What to work on:
Nothing should be left out: repeat all the data exactly.
--- Records Enclosed Below ---
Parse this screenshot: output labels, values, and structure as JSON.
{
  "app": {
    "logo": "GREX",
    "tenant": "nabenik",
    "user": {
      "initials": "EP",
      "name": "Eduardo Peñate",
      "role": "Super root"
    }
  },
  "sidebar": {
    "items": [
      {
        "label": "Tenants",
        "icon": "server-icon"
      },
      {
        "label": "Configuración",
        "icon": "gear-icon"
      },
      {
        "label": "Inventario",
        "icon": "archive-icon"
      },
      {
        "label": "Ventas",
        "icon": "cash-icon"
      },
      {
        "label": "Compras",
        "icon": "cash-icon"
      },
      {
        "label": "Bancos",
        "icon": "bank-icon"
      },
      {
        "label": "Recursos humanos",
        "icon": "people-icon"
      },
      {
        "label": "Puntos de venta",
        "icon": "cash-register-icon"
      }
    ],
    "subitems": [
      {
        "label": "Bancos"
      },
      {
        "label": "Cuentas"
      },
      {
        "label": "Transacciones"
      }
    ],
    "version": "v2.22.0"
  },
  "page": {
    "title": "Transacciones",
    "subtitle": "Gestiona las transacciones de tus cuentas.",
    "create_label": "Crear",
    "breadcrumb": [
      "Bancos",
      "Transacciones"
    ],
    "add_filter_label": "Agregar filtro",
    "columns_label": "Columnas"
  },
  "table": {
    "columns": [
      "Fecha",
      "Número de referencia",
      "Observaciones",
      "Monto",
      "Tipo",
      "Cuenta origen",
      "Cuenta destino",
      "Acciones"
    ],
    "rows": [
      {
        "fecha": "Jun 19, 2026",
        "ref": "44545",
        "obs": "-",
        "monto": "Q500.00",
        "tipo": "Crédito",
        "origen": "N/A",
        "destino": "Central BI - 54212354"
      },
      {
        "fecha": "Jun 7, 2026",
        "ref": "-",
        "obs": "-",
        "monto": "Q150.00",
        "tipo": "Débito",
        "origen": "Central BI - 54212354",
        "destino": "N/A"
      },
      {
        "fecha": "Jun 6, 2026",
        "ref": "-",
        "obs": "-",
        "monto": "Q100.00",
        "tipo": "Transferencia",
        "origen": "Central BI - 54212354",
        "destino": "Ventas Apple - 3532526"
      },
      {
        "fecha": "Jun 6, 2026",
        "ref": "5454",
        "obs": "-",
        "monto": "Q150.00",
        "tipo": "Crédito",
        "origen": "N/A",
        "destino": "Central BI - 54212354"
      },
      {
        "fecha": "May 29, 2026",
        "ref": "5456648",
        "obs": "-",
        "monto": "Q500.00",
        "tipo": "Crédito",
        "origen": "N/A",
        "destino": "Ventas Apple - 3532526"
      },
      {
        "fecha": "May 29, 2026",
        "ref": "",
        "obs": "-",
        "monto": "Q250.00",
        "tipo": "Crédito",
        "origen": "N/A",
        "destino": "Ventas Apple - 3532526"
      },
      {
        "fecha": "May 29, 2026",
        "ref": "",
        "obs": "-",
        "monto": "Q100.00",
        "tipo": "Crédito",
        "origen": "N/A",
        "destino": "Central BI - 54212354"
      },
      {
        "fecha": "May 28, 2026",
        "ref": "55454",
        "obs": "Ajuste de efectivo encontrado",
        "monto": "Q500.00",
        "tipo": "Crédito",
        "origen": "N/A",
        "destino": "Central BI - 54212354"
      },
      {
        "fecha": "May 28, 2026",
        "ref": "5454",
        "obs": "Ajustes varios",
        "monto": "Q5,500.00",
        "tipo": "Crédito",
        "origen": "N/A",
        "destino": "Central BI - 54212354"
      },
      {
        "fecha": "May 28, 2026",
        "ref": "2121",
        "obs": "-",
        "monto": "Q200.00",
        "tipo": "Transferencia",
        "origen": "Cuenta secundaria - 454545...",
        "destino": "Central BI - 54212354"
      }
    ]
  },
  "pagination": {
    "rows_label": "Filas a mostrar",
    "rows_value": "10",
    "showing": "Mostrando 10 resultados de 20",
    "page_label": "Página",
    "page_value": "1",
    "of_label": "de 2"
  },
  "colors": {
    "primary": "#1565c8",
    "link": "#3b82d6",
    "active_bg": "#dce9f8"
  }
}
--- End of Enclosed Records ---
Answer space:
Parse this screenshot: output labels, values, and structure as JSON.
{
  "app": {
    "logo": "GREX",
    "tenant": "nabenik",
    "user": {
      "initials": "EP",
      "name": "Eduardo Peñate",
      "role": "Super root"
    }
  },
  "sidebar": {
    "items": [
      {
        "label": "Tenants",
        "icon": "server-icon"
      },
      {
        "label": "Configuración",
        "icon": "gear-icon"
      },
      {
        "label": "Inventario",
        "icon": "archive-icon"
      },
      {
        "label": "Ventas",
        "icon": "cash-icon"
      },
      {
        "label": "Compras",
        "icon": "cash-icon"
      },
      {
        "label": "Bancos",
        "icon": "bank-icon"
      },
      {
        "label": "Recursos humanos",
        "icon": "people-icon"
      },
      {
        "label": "Puntos de venta",
        "icon": "cash-register-icon"
      }
    ],
    "subitems": [
      {
        "label": "Bancos"
      },
      {
        "label": "Cuentas"
      },
      {
        "label": "Transacciones"
      }
    ],
    "version": "v2.22.0"
  },
  "page": {
    "title": "Transacciones",
    "subtitle": "Gestiona las transacciones de tus cuentas.",
    "create_label": "Crear",
    "breadcrumb": [
      "Bancos",
      "Transacciones"
    ],
    "add_filter_label": "Agregar filtro",
    "columns_label": "Columnas"
  },
  "table": {
    "columns": [
      "Fecha",
      "Número de referencia",
      "Observaciones",
      "Monto",
      "Tipo",
      "Cuenta origen",
      "Cuenta destino",
      "Acciones"
    ],
    "rows": [
      {
        "fecha": "Jun 19, 2026",
        "ref": "44545",
        "obs": "-",
        "monto": "Q500.00",
        "tipo": "Crédito",
        "origen": "N/A",
        "destino": "Central BI - 54212354"
      },
      {
        "fecha": "Jun 7, 2026",
        "ref": "-",
        "obs": "-",
        "monto": "Q150.00",
        "tipo": "Débito",
        "origen": "Central BI - 54212354",
        "destino": "N/A"
      },
      {
        "fecha": "Jun 6, 2026",
        "ref": "-",
        "obs": "-",
        "monto": "Q100.00",
        "tipo": "Transferencia",
        "origen": "Central BI - 54212354",
        "destino": "Ventas Apple - 3532526"
      },
      {
        "fecha": "Jun 6, 2026",
        "ref": "5454",
        "obs": "-",
        "monto": "Q150.00",
        "tipo": "Crédito",
        "origen": "N/A",
        "destino": "Central BI - 54212354"
      },
      {
        "fecha": "May 29, 2026",
        "ref": "5456648",
        "obs": "-",
        "monto": "Q500.00",
        "tipo": "Crédito",
        "origen": "N/A",
        "destino": "Ventas Apple - 3532526"
      },
      {
        "fecha": "May 29, 2026",
        "ref": "",
        "obs": "-",
        "monto": "Q250.00",
        "tipo": "Crédito",
        "origen": "N/A",
        "destino": "Ventas Apple - 3532526"
      },
      {
        "fecha": "May 29, 2026",
        "ref": "",
        "obs": "-",
        "monto": "Q100.00",
        "tipo": "Crédito",
        "origen": "N/A",
        "destino": "Central BI - 54212354"
      },
      {
        "fecha": "May 28, 2026",
        "ref": "55454",
        "obs": "Ajuste de efectivo encontrado",
        "monto": "Q500.00",
        "tipo": "Crédito",
        "origen": "N/A",
        "destino": "Central BI - 54212354"
      },
      {
        "fecha": "May 28, 2026",
        "ref": "5454",
        "obs": "Ajustes varios",
        "monto": "Q5,500.00",
        "tipo": "Crédito",
        "origen": "N/A",
        "destino": "Central BI - 54212354"
      },
      {
        "fecha": "May 28, 2026",
        "ref": "2121",
        "obs": "-",
        "monto": "Q200.00",
        "tipo": "Transferencia",
        "origen": "Cuenta secundaria - 454545...",
        "destino": "Central BI - 54212354"
      }
    ]
  },
  "pagination": {
    "rows_label": "Filas a mostrar",
    "rows_value": "10",
    "showing": "Mostrando 10 resultados de 20",
    "page_label": "Página",
    "page_value": "1",
    "of_label": "de 2"
  },
  "colors": {
    "primary": "#1565c8",
    "link": "#3b82d6",
    "active_bg": "#dce9f8"
  }
}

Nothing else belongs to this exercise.